Like many before, the Spring Team had the opportunity this past Wednesday to travel to the village of Bil’in and attend the 6th Annual Bil’in Conference on the Palestinian Popular Struggle. It was three days of community and solidarity with Palestinian, Israeli and International peace activists as we came together to discuss the various aspects, strategies and ideas surrounding the nonviolent resistance.

It was also a time to celebrate the latest victories of the Popular Struggle such as with the Boycott, Divest and Sanctions Movement (BDS) as well as the recent release of Bil’in citizens Abdullah Abu Rahmeh in March from Ofer prison after ­­ 16 months of imprisonment and Adeeb Abu Rahmeh in December after spending 18 months in prison.

These next few posts will go over some of the highlights from MPT’s time at the conference in Bil’in, including the weekly Friday demonstration and a special field trip on Saturday to the Jordan Valley where we were able to witness the increasingly dire situations many Bedouin villages are facing.


Spring Team Arrives in the Field

The first two members of MPT's Spring Team to Palestine/Israel have arrived safely in the field and are preparing for the last leg of their journey.

They have met up safely after their flights, and have rested a bit, and will continue on to the MPT headquarters right away.

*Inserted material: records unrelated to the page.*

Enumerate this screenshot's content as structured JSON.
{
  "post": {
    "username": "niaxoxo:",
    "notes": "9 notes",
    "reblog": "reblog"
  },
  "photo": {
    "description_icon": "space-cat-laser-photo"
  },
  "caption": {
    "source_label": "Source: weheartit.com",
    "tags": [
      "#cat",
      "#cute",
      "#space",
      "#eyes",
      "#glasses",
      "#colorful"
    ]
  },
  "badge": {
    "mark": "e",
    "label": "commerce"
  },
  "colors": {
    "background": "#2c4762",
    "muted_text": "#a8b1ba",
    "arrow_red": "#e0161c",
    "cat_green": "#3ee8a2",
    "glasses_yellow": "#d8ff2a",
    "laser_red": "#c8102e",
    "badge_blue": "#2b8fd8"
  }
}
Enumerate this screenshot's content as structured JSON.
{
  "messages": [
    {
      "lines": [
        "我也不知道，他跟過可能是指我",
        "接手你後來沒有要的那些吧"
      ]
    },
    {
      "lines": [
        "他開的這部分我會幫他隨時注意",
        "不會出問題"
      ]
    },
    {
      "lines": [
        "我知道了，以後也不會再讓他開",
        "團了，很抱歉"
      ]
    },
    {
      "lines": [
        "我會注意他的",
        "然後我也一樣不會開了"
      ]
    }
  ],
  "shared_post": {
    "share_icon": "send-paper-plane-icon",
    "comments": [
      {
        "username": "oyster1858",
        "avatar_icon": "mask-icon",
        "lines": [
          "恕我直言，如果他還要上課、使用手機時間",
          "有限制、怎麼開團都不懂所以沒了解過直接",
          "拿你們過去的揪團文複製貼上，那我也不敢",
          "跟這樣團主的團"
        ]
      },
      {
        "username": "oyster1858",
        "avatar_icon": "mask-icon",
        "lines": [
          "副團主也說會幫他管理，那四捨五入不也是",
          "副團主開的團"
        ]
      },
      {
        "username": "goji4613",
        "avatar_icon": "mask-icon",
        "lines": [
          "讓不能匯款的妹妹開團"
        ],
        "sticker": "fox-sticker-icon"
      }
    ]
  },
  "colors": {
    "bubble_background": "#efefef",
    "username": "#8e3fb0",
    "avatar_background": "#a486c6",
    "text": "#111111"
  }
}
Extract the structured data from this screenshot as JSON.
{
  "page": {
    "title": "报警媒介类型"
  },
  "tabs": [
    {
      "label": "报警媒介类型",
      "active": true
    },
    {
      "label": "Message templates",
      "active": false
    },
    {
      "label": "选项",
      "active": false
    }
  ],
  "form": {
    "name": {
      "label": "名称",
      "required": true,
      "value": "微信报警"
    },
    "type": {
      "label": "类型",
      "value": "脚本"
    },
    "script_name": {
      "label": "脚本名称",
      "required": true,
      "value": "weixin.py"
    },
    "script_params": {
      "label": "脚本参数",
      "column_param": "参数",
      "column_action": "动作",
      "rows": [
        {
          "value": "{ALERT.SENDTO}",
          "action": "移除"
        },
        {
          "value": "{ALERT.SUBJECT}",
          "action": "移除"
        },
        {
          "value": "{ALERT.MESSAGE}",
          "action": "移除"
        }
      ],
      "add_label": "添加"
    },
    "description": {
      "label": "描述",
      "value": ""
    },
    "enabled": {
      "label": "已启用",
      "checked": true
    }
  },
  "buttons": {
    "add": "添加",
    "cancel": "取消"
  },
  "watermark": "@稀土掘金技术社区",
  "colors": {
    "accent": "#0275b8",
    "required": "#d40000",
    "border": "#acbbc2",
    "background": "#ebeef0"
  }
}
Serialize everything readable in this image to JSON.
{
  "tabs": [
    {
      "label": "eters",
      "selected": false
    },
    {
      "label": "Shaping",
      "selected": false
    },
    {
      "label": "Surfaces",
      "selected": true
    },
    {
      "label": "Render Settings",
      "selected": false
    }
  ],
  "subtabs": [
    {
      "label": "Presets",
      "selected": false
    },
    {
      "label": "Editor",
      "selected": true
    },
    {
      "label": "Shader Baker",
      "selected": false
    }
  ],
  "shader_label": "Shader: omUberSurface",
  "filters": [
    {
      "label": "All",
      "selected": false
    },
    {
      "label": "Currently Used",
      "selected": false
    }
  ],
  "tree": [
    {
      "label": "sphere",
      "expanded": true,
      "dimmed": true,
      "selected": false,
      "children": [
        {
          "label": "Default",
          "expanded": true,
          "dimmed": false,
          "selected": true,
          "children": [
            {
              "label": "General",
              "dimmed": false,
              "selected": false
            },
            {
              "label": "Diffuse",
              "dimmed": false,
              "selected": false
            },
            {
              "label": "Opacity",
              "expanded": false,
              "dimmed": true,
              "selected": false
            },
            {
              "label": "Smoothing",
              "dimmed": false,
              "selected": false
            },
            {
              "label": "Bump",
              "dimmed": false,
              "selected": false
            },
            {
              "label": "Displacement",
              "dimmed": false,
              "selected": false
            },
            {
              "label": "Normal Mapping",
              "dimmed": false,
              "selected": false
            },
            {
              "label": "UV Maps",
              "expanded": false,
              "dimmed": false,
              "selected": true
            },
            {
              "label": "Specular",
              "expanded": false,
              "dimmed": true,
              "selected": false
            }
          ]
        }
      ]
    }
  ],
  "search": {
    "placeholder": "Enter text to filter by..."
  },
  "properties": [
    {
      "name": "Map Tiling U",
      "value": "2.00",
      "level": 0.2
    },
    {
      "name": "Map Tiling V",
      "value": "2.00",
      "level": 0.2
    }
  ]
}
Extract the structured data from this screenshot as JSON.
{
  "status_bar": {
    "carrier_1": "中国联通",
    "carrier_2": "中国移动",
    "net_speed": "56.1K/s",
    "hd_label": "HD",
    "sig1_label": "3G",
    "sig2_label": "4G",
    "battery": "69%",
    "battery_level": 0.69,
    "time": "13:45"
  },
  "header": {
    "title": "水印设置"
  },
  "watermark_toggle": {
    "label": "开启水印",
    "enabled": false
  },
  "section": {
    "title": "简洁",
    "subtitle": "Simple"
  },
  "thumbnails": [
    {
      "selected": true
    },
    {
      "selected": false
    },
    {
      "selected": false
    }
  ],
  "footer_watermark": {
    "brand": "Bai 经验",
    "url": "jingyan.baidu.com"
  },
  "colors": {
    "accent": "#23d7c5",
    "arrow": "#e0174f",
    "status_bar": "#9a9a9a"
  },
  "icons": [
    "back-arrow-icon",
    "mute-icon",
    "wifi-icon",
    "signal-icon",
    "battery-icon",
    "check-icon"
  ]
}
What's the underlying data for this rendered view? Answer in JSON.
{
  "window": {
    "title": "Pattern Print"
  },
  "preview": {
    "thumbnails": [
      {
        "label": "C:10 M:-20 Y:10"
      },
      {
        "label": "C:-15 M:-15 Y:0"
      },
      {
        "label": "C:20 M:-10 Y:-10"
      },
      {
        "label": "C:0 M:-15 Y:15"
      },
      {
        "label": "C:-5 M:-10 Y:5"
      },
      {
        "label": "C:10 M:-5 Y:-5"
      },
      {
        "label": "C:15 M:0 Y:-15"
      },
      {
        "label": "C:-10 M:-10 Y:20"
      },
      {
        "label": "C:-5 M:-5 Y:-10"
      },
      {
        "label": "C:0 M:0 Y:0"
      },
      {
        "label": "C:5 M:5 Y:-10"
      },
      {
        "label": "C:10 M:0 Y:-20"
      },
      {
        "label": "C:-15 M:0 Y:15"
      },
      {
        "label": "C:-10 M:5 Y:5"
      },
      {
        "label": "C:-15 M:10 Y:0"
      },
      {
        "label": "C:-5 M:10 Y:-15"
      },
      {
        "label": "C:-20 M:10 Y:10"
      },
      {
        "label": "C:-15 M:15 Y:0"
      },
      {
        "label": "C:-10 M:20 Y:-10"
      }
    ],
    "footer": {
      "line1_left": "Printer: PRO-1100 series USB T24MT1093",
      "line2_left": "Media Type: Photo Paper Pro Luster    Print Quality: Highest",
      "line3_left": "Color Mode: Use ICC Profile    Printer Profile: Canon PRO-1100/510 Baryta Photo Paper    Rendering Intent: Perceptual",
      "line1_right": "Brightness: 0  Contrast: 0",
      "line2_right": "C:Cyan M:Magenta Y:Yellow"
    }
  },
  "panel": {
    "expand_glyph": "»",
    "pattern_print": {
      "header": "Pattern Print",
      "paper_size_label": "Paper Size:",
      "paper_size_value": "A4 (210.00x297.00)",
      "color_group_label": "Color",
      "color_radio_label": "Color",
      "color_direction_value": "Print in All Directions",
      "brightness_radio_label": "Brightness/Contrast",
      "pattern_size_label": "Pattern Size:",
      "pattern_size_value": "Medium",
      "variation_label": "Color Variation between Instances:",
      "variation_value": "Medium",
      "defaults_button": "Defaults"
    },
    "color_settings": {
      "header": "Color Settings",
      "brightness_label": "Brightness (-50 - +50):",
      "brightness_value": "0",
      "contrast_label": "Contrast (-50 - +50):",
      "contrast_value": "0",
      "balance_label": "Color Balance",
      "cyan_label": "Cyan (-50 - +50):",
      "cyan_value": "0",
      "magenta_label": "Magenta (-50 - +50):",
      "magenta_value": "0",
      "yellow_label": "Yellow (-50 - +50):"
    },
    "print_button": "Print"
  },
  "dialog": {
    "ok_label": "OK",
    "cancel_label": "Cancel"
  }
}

Watch for more posts from the team very soon!

Nicole Rohrkemper
International Teams Coordinator
Michigan Peace Team